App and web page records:
○ ○ ○ ○
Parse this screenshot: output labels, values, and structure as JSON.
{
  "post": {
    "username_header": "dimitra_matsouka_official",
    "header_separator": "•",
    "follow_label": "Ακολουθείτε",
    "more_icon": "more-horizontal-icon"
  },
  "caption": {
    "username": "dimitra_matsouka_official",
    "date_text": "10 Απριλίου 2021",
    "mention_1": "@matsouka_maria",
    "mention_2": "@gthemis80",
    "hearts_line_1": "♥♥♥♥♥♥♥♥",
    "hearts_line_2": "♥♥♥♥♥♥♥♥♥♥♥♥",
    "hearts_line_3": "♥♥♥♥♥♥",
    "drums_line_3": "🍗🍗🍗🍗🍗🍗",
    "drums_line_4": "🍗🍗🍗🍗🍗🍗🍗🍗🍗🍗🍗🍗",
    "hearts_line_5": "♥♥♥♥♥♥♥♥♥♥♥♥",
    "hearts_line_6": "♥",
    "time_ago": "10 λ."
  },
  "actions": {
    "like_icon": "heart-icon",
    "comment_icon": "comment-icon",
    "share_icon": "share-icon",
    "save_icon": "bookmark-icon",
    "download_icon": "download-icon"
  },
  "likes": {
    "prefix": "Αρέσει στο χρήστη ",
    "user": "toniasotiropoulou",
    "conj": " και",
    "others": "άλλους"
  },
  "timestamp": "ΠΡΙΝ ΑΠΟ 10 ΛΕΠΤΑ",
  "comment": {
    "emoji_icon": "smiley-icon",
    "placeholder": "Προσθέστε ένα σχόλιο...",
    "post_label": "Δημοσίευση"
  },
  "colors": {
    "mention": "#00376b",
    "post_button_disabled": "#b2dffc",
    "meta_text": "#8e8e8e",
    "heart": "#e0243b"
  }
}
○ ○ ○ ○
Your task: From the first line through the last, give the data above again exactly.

Answer box:
Parse this screenshot: output labels, values, and structure as JSON.
{
  "post": {
    "username_header": "dimitra_matsouka_official",
    "header_separator": "•",
    "follow_label": "Ακολουθείτε",
    "more_icon": "more-horizontal-icon"
  },
  "caption": {
    "username": "dimitra_matsouka_official",
    "date_text": "10 Απριλίου 2021",
    "mention_1": "@matsouka_maria",
    "mention_2": "@gthemis80",
    "hearts_line_1": "♥♥♥♥♥♥♥♥",
    "hearts_line_2": "♥♥♥♥♥♥♥♥♥♥♥♥",
    "hearts_line_3": "♥♥♥♥♥♥",
    "drums_line_3": "🍗🍗🍗🍗🍗🍗",
    "drums_line_4": "🍗🍗🍗🍗🍗🍗🍗🍗🍗🍗🍗🍗",
    "hearts_line_5": "♥♥♥♥♥♥♥♥♥♥♥♥",
    "hearts_line_6": "♥",
    "time_ago": "10 λ."
  },
  "actions": {
    "like_icon": "heart-icon",
    "comment_icon": "comment-icon",
    "share_icon": "share-icon",
    "save_icon": "bookmark-icon",
    "download_icon": "download-icon"
  },
  "likes": {
    "prefix": "Αρέσει στο χρήστη ",
    "user": "toniasotiropoulou",
    "conj": " και",
    "others": "άλλους"
  },
  "timestamp": "ΠΡΙΝ ΑΠΟ 10 ΛΕΠΤΑ",
  "comment": {
    "emoji_icon": "smiley-icon",
    "placeholder": "Προσθέστε ένα σχόλιο...",
    "post_label": "Δημοσίευση"
  },
  "colors": {
    "mention": "#00376b",
    "post_button_disabled": "#b2dffc",
    "meta_text": "#8e8e8e",
    "heart": "#e0243b"
  }
}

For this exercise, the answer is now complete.